The current baby boom is showing no signs of slowing down – with nearly 3.9 million little ones welcomed onto the planet this past year. Today’s expectant mothers should be commended for taking extra steps to ensure they’re as healthy as possible during pregnancy, including eating a more balanced diet, ensuring they’re consuming the appropriate vitamins and supplements, and avoiding potential toxins. But one area pregnant woman may overlook is their oral health, when in fact, it’s an incredibly important part of ensuring the overall well-being of both you and your unborn child. Below are some key oral health considerations if you’re pregnant or considering becoming pregnant.
When you’re pregnant, be prepared for an increase of estrogen and progesterone hormones, both of which can exaggerate the impact plaque has on your oral health. A buildup of plaque at any time can lead to gingivitis; inflamed gums susceptible to bleeding or pain. But with increased hormone levels, even the slightest interaction between your gums and plaque can increase or introduce gingivitis symptoms from as early as the second month of pregnancy. Pregnancy gingivitis is quite common, but it can be treated the same way as non-gestational gingivitis: through frequent brushing and flossing, good nutrition and potentially additional professional dental cleanings. If left untreated, gingivitis can lead to more serious periodontal disease. In addition, research has drawn a link between pre-term babies and gingivitis, potentially through a build-up of bacteria that enters the bloodstream and can reach the uterus, triggering a certain type of chemical production thought to induce pre-term labor.
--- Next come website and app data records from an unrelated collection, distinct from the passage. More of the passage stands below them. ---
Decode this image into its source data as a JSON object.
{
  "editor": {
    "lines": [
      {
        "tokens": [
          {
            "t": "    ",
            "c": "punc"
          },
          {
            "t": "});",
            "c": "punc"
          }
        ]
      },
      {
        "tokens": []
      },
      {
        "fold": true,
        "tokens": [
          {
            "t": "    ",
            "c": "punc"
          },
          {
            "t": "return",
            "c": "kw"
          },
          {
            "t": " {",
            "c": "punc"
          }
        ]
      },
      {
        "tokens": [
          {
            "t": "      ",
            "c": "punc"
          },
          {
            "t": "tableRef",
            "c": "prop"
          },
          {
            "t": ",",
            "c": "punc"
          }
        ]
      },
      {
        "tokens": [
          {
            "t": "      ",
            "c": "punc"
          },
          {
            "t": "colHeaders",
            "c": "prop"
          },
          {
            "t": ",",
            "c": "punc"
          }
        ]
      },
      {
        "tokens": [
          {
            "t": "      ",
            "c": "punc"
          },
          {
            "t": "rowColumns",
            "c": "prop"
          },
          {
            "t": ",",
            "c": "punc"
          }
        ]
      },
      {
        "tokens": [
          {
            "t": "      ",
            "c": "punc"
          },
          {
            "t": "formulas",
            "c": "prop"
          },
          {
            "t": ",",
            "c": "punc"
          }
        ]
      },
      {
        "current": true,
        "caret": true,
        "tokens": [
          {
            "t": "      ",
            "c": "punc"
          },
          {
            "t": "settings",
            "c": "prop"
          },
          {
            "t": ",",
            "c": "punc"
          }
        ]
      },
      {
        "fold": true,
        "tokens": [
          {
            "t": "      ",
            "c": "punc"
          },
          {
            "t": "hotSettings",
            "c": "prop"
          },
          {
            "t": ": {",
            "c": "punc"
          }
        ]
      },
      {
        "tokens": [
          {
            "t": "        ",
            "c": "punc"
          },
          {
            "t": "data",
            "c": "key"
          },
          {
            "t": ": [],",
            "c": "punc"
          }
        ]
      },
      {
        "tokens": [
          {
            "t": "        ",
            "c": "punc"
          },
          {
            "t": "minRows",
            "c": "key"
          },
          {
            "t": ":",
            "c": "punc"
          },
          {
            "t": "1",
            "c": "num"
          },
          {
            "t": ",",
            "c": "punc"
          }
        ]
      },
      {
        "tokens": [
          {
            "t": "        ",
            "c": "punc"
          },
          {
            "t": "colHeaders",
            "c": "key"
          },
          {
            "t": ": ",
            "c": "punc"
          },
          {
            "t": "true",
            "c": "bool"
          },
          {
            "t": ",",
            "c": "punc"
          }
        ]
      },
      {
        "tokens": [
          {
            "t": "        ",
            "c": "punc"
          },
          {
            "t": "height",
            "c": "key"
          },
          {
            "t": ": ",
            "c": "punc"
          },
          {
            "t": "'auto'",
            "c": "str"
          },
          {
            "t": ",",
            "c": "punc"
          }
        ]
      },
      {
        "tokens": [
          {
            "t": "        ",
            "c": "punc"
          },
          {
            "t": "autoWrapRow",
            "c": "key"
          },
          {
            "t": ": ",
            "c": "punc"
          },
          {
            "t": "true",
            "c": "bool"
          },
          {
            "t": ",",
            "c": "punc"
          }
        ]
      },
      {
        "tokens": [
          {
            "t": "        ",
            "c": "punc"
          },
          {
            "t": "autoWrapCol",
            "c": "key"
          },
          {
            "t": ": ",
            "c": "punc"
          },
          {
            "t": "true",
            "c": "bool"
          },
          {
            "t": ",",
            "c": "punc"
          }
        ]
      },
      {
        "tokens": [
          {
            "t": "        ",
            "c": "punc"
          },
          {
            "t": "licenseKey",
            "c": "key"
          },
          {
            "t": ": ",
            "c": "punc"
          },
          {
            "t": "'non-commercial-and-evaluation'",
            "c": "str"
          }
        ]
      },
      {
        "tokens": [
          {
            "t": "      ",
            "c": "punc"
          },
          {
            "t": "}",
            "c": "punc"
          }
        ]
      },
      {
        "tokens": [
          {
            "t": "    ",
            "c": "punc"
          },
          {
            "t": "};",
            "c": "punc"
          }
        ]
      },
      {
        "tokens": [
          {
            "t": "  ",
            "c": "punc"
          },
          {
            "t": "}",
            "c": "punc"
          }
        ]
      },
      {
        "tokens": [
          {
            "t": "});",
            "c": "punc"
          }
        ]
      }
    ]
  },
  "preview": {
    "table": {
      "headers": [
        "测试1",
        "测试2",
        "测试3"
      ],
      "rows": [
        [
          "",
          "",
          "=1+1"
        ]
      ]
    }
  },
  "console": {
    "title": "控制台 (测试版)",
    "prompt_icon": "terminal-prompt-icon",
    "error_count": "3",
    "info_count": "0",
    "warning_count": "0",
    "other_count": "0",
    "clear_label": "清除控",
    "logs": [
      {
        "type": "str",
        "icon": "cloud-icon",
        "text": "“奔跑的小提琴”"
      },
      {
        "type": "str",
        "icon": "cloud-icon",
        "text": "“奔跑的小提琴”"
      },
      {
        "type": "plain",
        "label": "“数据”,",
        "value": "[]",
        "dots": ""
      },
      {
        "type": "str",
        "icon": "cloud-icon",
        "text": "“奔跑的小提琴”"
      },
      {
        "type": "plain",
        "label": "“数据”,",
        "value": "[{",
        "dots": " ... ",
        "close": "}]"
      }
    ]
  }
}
Another potential side effect of pregnancy gingivitis are benign (non-cancerous) mouth tumors that form due to excessive gum irritation. These swollen lumps may bleed easily and look unattractive, but they are generally harmless. Usually the tumors will subside after the baby is born, however if they don’t, or if you are having difficulty with chewing, brushing or just feeling general discomfort, the tumor may be removed by your dentist.
Approximately 75% of women – or one in four – suffers from morning sickness during her pregnancy, typically in the first trimester. What triggers morning sickness varies between women, but for many it can be linked to strong scents or tastes – including your toothpaste. If morning sickness is making it difficult to brush your teeth, try switching to an unflavored or mild-flavored toothpaste. At the very least, rinse your mouth out frequently with water and / or a mild mouth rinse.
Dental Visits and Procedures
Generally speaking, you can visit the dentist during any period of your pregnancy. That being said, the safest time to visit is during your second trimester, as your body may be more sensitive and the baby’s development may be more impacted during both the first and third trimesters. If you can postpone a procedure till after the baby is born – do it. If however, you’re in extreme discomfort and require emergency dental care, being pregnant is no reason to avoid visiting the dentist. Simply inform the dentist that you are pregnant, and take care to avoid x-rays and assess whether any recommended medications are safe for you to take.
Your Baby’s Oral Health
Believe it or not, the quality of your baby’s teeth actually begins in the womb. Ensuring you’re eating a healthy, balanced diet is critical to many components of your child’s development, but from as early as the third month, your baby’s teeth will start forming – and what you eat will impact them. Calcium-rich such as cheese, yogurt and seeds can help provide the minerals your baby needs to build strong, healthy teeth and bones.